--- Exercise brief ---
A complete answer lists every line of the material where the string "data" occurs.

■ ■ ■ ■ ■

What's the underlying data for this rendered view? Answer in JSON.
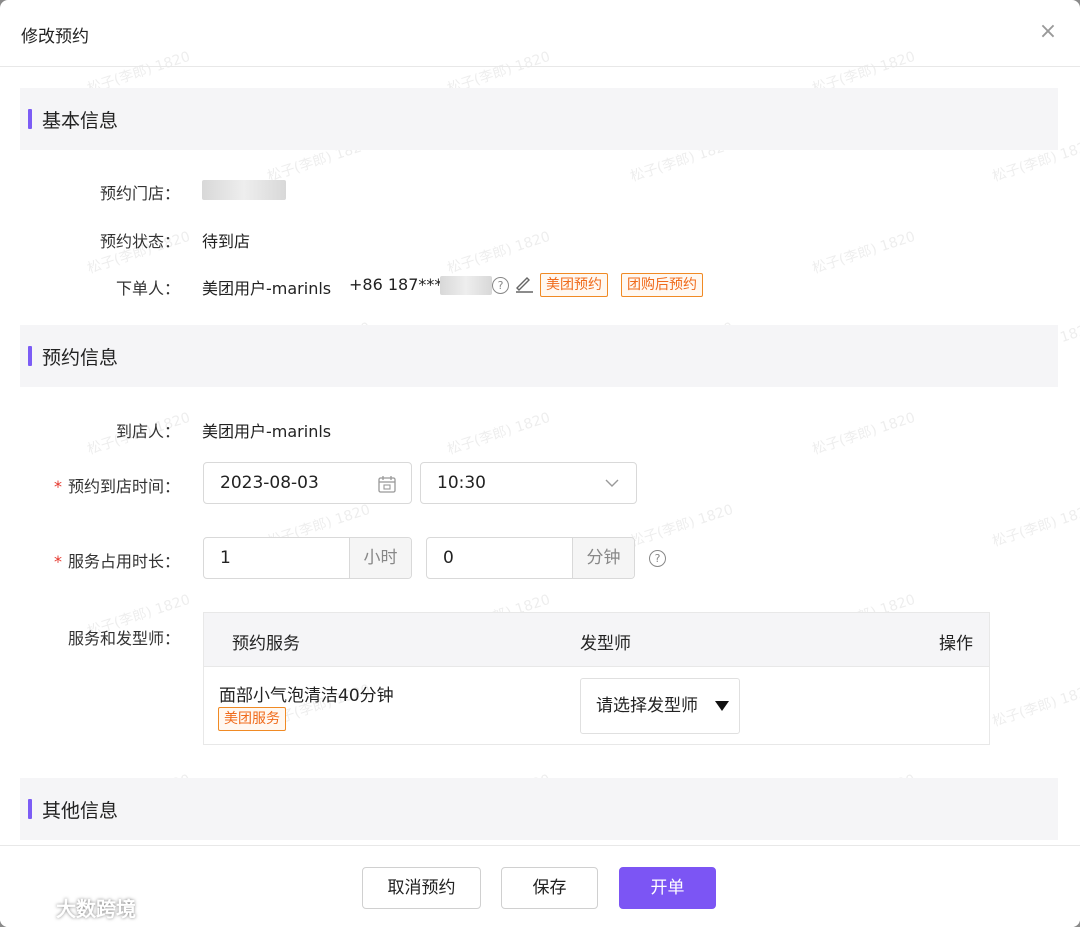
{
  "modal": {
    "title": "修改预约"
  },
  "sections": {
    "basic": "基本信息",
    "booking": "预约信息",
    "other": "其他信息"
  },
  "basic": {
    "store_label": "预约门店：",
    "status_label": "预约状态：",
    "status_value": "待到店",
    "orderer_label": "下单人：",
    "orderer_name": "美团用户-marinls",
    "orderer_phone": "+86 187***",
    "tags": [
      "美团预约",
      "团购后预约"
    ]
  },
  "booking": {
    "visitor_label": "到店人：",
    "visitor_value": "美团用户-marinls",
    "time_label": "预约到店时间：",
    "date_value": "2023-08-03",
    "time_value": "10:30",
    "duration_label": "服务占用时长：",
    "hours_value": "1",
    "hours_unit": "小时",
    "minutes_value": "0",
    "minutes_unit": "分钟",
    "services_label": "服务和发型师：",
    "table": {
      "headers": [
        "预约服务",
        "发型师",
        "操作"
      ],
      "row": {
        "service": "面部小气泡清洁40分钟",
        "tag": "美团服务",
        "stylist_placeholder": "请选择发型师"
      }
    }
  },
  "footer": {
    "cancel_label": "取消预约",
    "save_label": "保存",
    "open_label": "开单"
  },
  "watermark": "松子(李郎) 1820",
  "brand": "大数跨境",
  "colors": {
    "accent": "#7c55f4",
    "tag_orange": "#f06b1c",
    "required": "#e5352b"
  }
}
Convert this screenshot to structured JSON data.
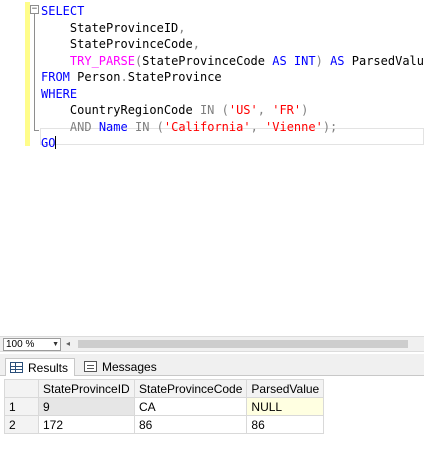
{
  "editor": {
    "collapse_glyph": "−",
    "lines": [
      [
        {
          "t": "SELECT",
          "c": "kw"
        }
      ],
      [
        {
          "t": "    StateProvinceID",
          "c": ""
        },
        {
          "t": ",",
          "c": "gr"
        }
      ],
      [
        {
          "t": "    StateProvinceCode",
          "c": ""
        },
        {
          "t": ",",
          "c": "gr"
        }
      ],
      [
        {
          "t": "    ",
          "c": ""
        },
        {
          "t": "TRY_PARSE",
          "c": "fn"
        },
        {
          "t": "(",
          "c": "gr"
        },
        {
          "t": "StateProvinceCode ",
          "c": ""
        },
        {
          "t": "AS",
          "c": "kw"
        },
        {
          "t": " ",
          "c": ""
        },
        {
          "t": "INT",
          "c": "kw"
        },
        {
          "t": ")",
          "c": "gr"
        },
        {
          "t": " ",
          "c": ""
        },
        {
          "t": "AS",
          "c": "kw"
        },
        {
          "t": " ParsedValue",
          "c": ""
        }
      ],
      [
        {
          "t": "FROM",
          "c": "kw"
        },
        {
          "t": " Person",
          "c": ""
        },
        {
          "t": ".",
          "c": "gr"
        },
        {
          "t": "StateProvince",
          "c": ""
        }
      ],
      [
        {
          "t": "WHERE",
          "c": "kw"
        }
      ],
      [
        {
          "t": "    CountryRegionCode ",
          "c": ""
        },
        {
          "t": "IN",
          "c": "gr"
        },
        {
          "t": " (",
          "c": "gr"
        },
        {
          "t": "'US'",
          "c": "st"
        },
        {
          "t": ", ",
          "c": "gr"
        },
        {
          "t": "'FR'",
          "c": "st"
        },
        {
          "t": ")",
          "c": "gr"
        }
      ],
      [
        {
          "t": "    ",
          "c": ""
        },
        {
          "t": "AND",
          "c": "gr"
        },
        {
          "t": " ",
          "c": ""
        },
        {
          "t": "Name",
          "c": "kw"
        },
        {
          "t": " ",
          "c": ""
        },
        {
          "t": "IN",
          "c": "gr"
        },
        {
          "t": " (",
          "c": "gr"
        },
        {
          "t": "'California'",
          "c": "st"
        },
        {
          "t": ", ",
          "c": "gr"
        },
        {
          "t": "'Vienne'",
          "c": "st"
        },
        {
          "t": ");",
          "c": "gr"
        }
      ],
      [
        {
          "t": "GO",
          "c": "kw"
        }
      ]
    ]
  },
  "zoom": {
    "value": "100 %",
    "arrow": "▼",
    "scroll_left_glyph": "◂"
  },
  "tabs": {
    "results": "Results",
    "messages": "Messages"
  },
  "results": {
    "columns": [
      "StateProvinceID",
      "StateProvinceCode",
      "ParsedValue"
    ],
    "rows": [
      {
        "num": "1",
        "cells": [
          "9",
          "CA",
          "NULL"
        ]
      },
      {
        "num": "2",
        "cells": [
          "172",
          "86",
          "86"
        ]
      }
    ]
  }
}
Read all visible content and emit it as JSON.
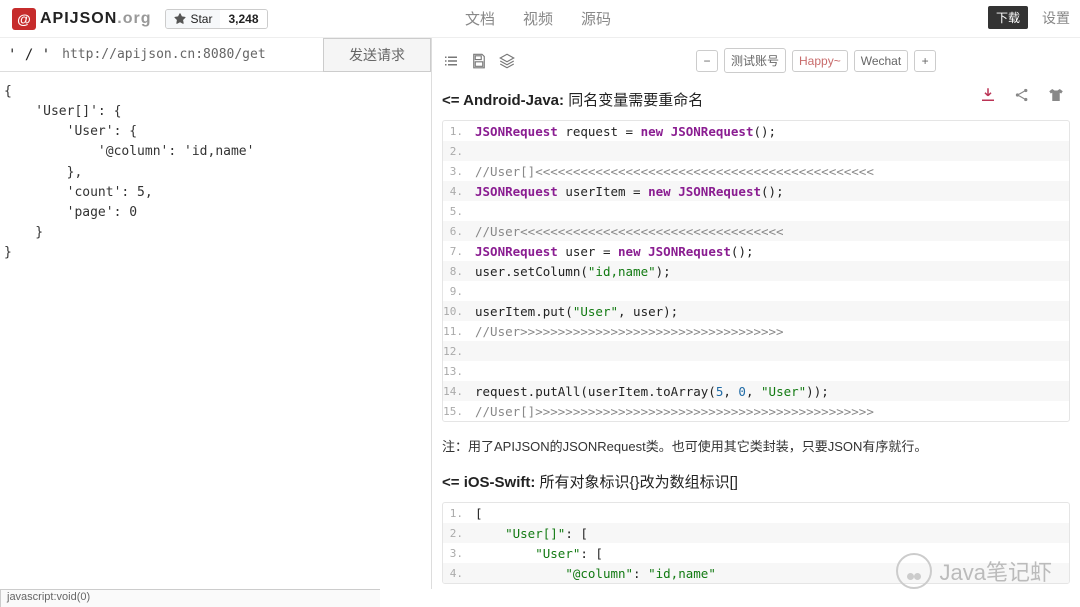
{
  "header": {
    "logo_at": "@",
    "logo_text": "APIJSON",
    "logo_suffix": ".org",
    "star_label": "Star",
    "star_count": "3,248",
    "nav": {
      "docs": "文档",
      "video": "视频",
      "source": "源码"
    },
    "download": "下载",
    "settings": "设置"
  },
  "left": {
    "quote": "' / '",
    "url": "http://apijson.cn:8080/get",
    "send": "发送请求",
    "editor": "{\n    'User[]': {\n        'User': {\n            '@column': 'id,name'\n        },\n        'count': 5,\n        'page': 0\n    }\n}"
  },
  "right": {
    "tabs": {
      "minus": "−",
      "test_account": "测试账号",
      "happy": "Happy~",
      "wechat": "Wechat",
      "plus": "+"
    },
    "section1": {
      "arrow": "<=",
      "title": "Android-Java:",
      "subtitle": "同名变量需要重命名"
    },
    "code1": [
      {
        "n": "1.",
        "html": "<span class='k'>JSONRequest</span> request = <span class='k'>new</span> <span class='k'>JSONRequest</span>();"
      },
      {
        "n": "2.",
        "html": ""
      },
      {
        "n": "3.",
        "html": "<span class='c'>//User[]&lt;&lt;&lt;&lt;&lt;&lt;&lt;&lt;&lt;&lt;&lt;&lt;&lt;&lt;&lt;&lt;&lt;&lt;&lt;&lt;&lt;&lt;&lt;&lt;&lt;&lt;&lt;&lt;&lt;&lt;&lt;&lt;&lt;&lt;&lt;&lt;&lt;&lt;&lt;&lt;&lt;&lt;&lt;&lt;&lt;</span>"
      },
      {
        "n": "4.",
        "html": "<span class='k'>JSONRequest</span> userItem = <span class='k'>new</span> <span class='k'>JSONRequest</span>();"
      },
      {
        "n": "5.",
        "html": ""
      },
      {
        "n": "6.",
        "html": "<span class='c'>//User&lt;&lt;&lt;&lt;&lt;&lt;&lt;&lt;&lt;&lt;&lt;&lt;&lt;&lt;&lt;&lt;&lt;&lt;&lt;&lt;&lt;&lt;&lt;&lt;&lt;&lt;&lt;&lt;&lt;&lt;&lt;&lt;&lt;&lt;&lt;</span>"
      },
      {
        "n": "7.",
        "html": "<span class='k'>JSONRequest</span> user = <span class='k'>new</span> <span class='k'>JSONRequest</span>();"
      },
      {
        "n": "8.",
        "html": "user.setColumn(<span class='s'>\"id,name\"</span>);"
      },
      {
        "n": "9.",
        "html": ""
      },
      {
        "n": "10.",
        "html": "userItem.put(<span class='s'>\"User\"</span>, user);"
      },
      {
        "n": "11.",
        "html": "<span class='c'>//User&gt;&gt;&gt;&gt;&gt;&gt;&gt;&gt;&gt;&gt;&gt;&gt;&gt;&gt;&gt;&gt;&gt;&gt;&gt;&gt;&gt;&gt;&gt;&gt;&gt;&gt;&gt;&gt;&gt;&gt;&gt;&gt;&gt;&gt;&gt;</span>"
      },
      {
        "n": "12.",
        "html": ""
      },
      {
        "n": "13.",
        "html": ""
      },
      {
        "n": "14.",
        "html": "request.putAll(userItem.toArray(<span class='n'>5</span>, <span class='n'>0</span>, <span class='s'>\"User\"</span>));"
      },
      {
        "n": "15.",
        "html": "<span class='c'>//User[]&gt;&gt;&gt;&gt;&gt;&gt;&gt;&gt;&gt;&gt;&gt;&gt;&gt;&gt;&gt;&gt;&gt;&gt;&gt;&gt;&gt;&gt;&gt;&gt;&gt;&gt;&gt;&gt;&gt;&gt;&gt;&gt;&gt;&gt;&gt;&gt;&gt;&gt;&gt;&gt;&gt;&gt;&gt;&gt;&gt;</span>"
      }
    ],
    "note": "注：用了APIJSON的JSONRequest类。也可使用其它类封装，只要JSON有序就行。",
    "section2": {
      "arrow": "<=",
      "title": "iOS-Swift:",
      "subtitle": "所有对象标识{}改为数组标识[]"
    },
    "code2": [
      {
        "n": "1.",
        "html": "["
      },
      {
        "n": "2.",
        "html": "    <span class='s'>\"User[]\"</span>: ["
      },
      {
        "n": "3.",
        "html": "        <span class='s'>\"User\"</span>: ["
      },
      {
        "n": "4.",
        "html": "            <span class='s'>\"@column\"</span>: <span class='s'>\"id,name\"</span>"
      }
    ]
  },
  "status": "javascript:void(0)",
  "watermark": "Java笔记虾"
}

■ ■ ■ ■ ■

--- Finished exercise ---
What's the underlying data for this rendered view? Answer in JSON.
Convert this screenshot to structured JSON data.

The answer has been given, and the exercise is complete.